White's interesting pages we are made to feel the strength of the theological case as it presented itself to the minds of churchmen and devout believers. The Scriptures were divinely inspired: that was the first postulate. The Scriptures stated so and so in express terms, and had been understood and accepted in their plain sense by the greatest doctors and saints of the past, men whose dicta had an authority only less than that of Scripture itself. That was the second half of the argument. Was the authority of Scripture to be impugned and discredited because a few men of no authority, as authority was reckoned in those days, professed to have made this or that discovery in one region or another of physical observation? To let Scripture go was to let everything go, to destroy the whole basis of church authority, the whole foundation of social and moral order; and how to twist Scripture into seeming agreement with the alleged discoveries they had not yet learned. How the intellectual life of Europe was crushed for centuries under the weight of scriptural authority, how the scientific impulse, though a thousand times slain, a thousand times revived, how little by little true views of Nature forced themselves upon a priest-led world, and how in the end Science too gathered to herself authority and made for herself the dominant position which she enjoys to-day—all this, most graphically and sympathetically related, is the burden of the two handsome volumes before us.

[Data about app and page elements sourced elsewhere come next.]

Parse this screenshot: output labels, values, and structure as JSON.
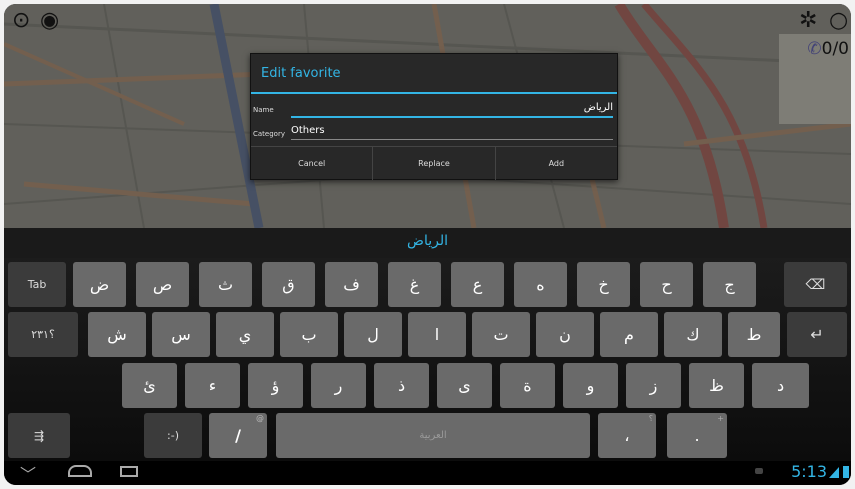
{
  "map": {
    "score": "0/0",
    "icons": [
      "warning-icon",
      "location-icon",
      "settings-icon",
      "circle-icon",
      "phone-icon"
    ]
  },
  "dialog": {
    "title": "Edit favorite",
    "name_label": "Name",
    "name_value": "الرياض",
    "category_label": "Category",
    "category_value": "Others",
    "buttons": {
      "cancel": "Cancel",
      "replace": "Replace",
      "add": "Add"
    }
  },
  "keyboard": {
    "suggestion": "الرياض",
    "row1": [
      "ض",
      "ص",
      "ث",
      "ق",
      "ف",
      "غ",
      "ع",
      "ه",
      "خ",
      "ح",
      "ج"
    ],
    "row2": [
      "ش",
      "س",
      "ي",
      "ب",
      "ل",
      "ا",
      "ت",
      "ن",
      "م",
      "ك",
      "ط"
    ],
    "row3": [
      "ئ",
      "ء",
      "ؤ",
      "ر",
      "ذ",
      "ى",
      "ة",
      "و",
      "ز",
      "ظ",
      "د"
    ],
    "tab_label": "Tab",
    "numbers_label": "؟٢٣١",
    "emoticon_label": ":-)",
    "slash_label": "/",
    "slash_hint": "@",
    "space_label": "العربية",
    "comma_label": "،",
    "comma_hint": "؟",
    "period_label": ".",
    "period_hint": "+",
    "settings_label": "⇶"
  },
  "status": {
    "time": "5:13"
  }
}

There is one point upon which Dr. White has especially labored to be fair. He has not laid, as some winters have been more than half disposed to do, the whole reproach of obstructing and persecuting science upon the Roman Catholic Church. He makes it plain that science, so to speak, had to be persecuted by any body of men who were in the toils of such a theology as that which the early Christian Church formed for itself and bequeathed to later ages; and he shows how the several Protestant churches just in so far as, and so long as, they held to that theology were no less hostile to rising science than the old Church bad been. It would indeed almost seem as if, within the last generation, the Catholic Church had more frankly made its peace with the methods and conclusions of science than the several Protestant churches have done; certainly the most recent examples of opposition to science which are quoted in these volumes are drawn from the proceedings and utterances of Protestant authorities, not of Catholic ones.
It is only right, however, that we should give a more adequate indication than we have yet done of the scope of the present work. The first chapter, which is entitled From Creation to Evolution, deals with the history of opinion on the subject of the origin and development of the physical universe. The crude ideas of ancient times are well represented, the author tells us, by a design which appears in one of the stained-glass windows of the cathedral at Ulm in Würtemberg, where the Almighty appears as busily engaged in the creation of animals, and has just turned off his hands an elephant fully accoutered with armor, harness, and housings, ready for war. In like manner we may still see in the Egyptian temples at Philæ and Denderah representations of the Nile gods modeling lumps of clay into men. "So literal," says our author, "was the whole conception of the work of creation that in these days it can scarcely be imagined. The Almighty was represented in theological literature, in the pictured Bibles, and in works of art generally, as a sort of enlarged and venerable Nuremberg toy maker." The slightest statement of Scripture in